Department of Fine Arts
Tel 519 888-4567 x36923
The Fine Arts Department invites you to the annual Keith and Win Shantz International Research presentations. Each year, our graduate students spend six weeks studying with a professional artist, and it is the Shantz endowment that makes this possible.
Everyone is welcome to attend the presentations by Brent Garbett, Christine De Vuono, Clara Laratta, Sarah Martin and Stephanie Florence on Wednesday October 19 from 12:00-1:30 pm in East Campus Hall room 1219
“My first impression of Charleston when painting plein air was the intense heat and direct sunlight. I joked that the most important tube of colour I brought with me was Banana Boat white. Painting alongside Brian at some of his favourite spots and discussing the significance of other artists were the highlights of my trip. Understanding how he sees and breaks down the landscape was a transformative experience. What I’ve learned in Charleston has already carried forward into the work that I am making now. I’m incredibly grateful for Brian’s time and the opportunity the Shantz foundation has provided me.”

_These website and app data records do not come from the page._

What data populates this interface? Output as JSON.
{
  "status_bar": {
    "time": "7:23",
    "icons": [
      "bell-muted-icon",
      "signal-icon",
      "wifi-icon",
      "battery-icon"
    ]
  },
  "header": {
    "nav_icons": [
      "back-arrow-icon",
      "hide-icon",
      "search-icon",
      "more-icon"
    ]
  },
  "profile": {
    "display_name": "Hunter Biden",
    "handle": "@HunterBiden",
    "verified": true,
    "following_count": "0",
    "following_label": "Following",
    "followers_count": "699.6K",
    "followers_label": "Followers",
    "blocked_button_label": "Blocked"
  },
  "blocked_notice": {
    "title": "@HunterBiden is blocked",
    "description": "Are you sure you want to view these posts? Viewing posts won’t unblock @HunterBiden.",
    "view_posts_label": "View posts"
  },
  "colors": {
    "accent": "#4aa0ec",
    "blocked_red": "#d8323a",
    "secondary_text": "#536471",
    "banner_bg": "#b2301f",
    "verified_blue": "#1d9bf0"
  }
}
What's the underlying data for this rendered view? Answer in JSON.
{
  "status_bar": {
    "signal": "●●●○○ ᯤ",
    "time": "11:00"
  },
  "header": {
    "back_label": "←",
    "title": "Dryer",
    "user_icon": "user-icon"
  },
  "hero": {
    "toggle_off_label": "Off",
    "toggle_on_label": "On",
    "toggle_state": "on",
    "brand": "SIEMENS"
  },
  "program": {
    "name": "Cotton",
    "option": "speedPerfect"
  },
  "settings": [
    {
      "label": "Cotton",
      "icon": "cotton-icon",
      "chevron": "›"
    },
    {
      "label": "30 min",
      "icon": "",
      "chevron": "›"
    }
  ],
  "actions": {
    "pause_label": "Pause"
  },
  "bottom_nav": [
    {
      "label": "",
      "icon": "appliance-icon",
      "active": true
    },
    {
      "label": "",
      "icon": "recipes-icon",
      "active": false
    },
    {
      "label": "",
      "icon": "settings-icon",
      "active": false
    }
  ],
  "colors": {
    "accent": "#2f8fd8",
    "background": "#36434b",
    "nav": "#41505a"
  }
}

“I can’t wait to share with everyone what an amazing time I’ve had this summer — creatively, it was like drinking from a firehose. It began with Ox-Bow’s three week intensive learning about inflatable paint skins and ceramics. This image is of the inside of artist Claire Ashley’s inflatable “cow”, activated by us twelve participants. The artists I learned from here were Claire Ashley and Vincent Tiley (both teaching inflatable paint skins) and Ling Chun (teaching ceramics).
"After this was another three weeks with the amazing artists who make up Puppets in Prague. Under their guidance, we carved and assembled our own marionettes, then created and performed an original show at the Prague summer festival, Letní Letná. I hope to not only do their inspiration justice, but also convey my deep appreciation to the Shantz foundation for this opportunity.”
“One of the best things about the trip was working with Liz. She is such an amazing person and artist. Another highlight of the trip was the time I spent surrounded by nature. My time at Obed Lake was an amazing experience. Obed is a special place and the basis for a lot of Liz’s work. I had the opportunity to visit several galleries and see new works in progress in different artists’ studios. I am very grateful for the opportunity to have met so many incredible artists and gallerists during my stay.”
“One of the many highlights of this experience was our two week residency in Corsica, France where we stayed in a 13th century convent. This space was very inspiring and opened an opportunity for Laura and I to collaborate on making art. In Paris, the galleries were so beautiful and overwhelming, and I especially enjoyed the contemporary spaces like Jeu de Palme and Palais de Tokyo where I saw tons of new and exciting art. I am so grateful for my time in France and the incredible people I met during my stay.”
"Have you ever had that feeling like you were meant to be somewhere and the people you met felt like long lost family members? My experience in Oslo was magic to me, as I felt more at home and connected to the land than I ever have on Turtle Island. During my time with Tanja and Thale, we contemplated colonialism, racism, and interspecies connection while considering feminism and historic female artists. Hilma's Hive was built to honour honey bees while remembering Hilma af Klint who produced spiritually motivated paintings. My second placement was with Marianne and IRo, where I supported the organization of the LATERNA Performance Festival: Hidden Ecologies - Visible Connections. As an assistant and intern to the festival, I ended up working with artists from all over the world and supporting them through many means which will influence and nourish my artwork for years to come."
The University of Waterloo acknowledges that much of our work takes place on the traditional territory of the Neutral, Anishinaabeg and Haudenosaunee peoples. Our main campus is situated on the Haldimand Tract, the land granted to the Six Nations that includes six miles on each side of the Grand River. Our active work toward reconciliation takes place across our campuses through research, learning, teaching, and community building, and is centralized within our Office of Indigenous Relations.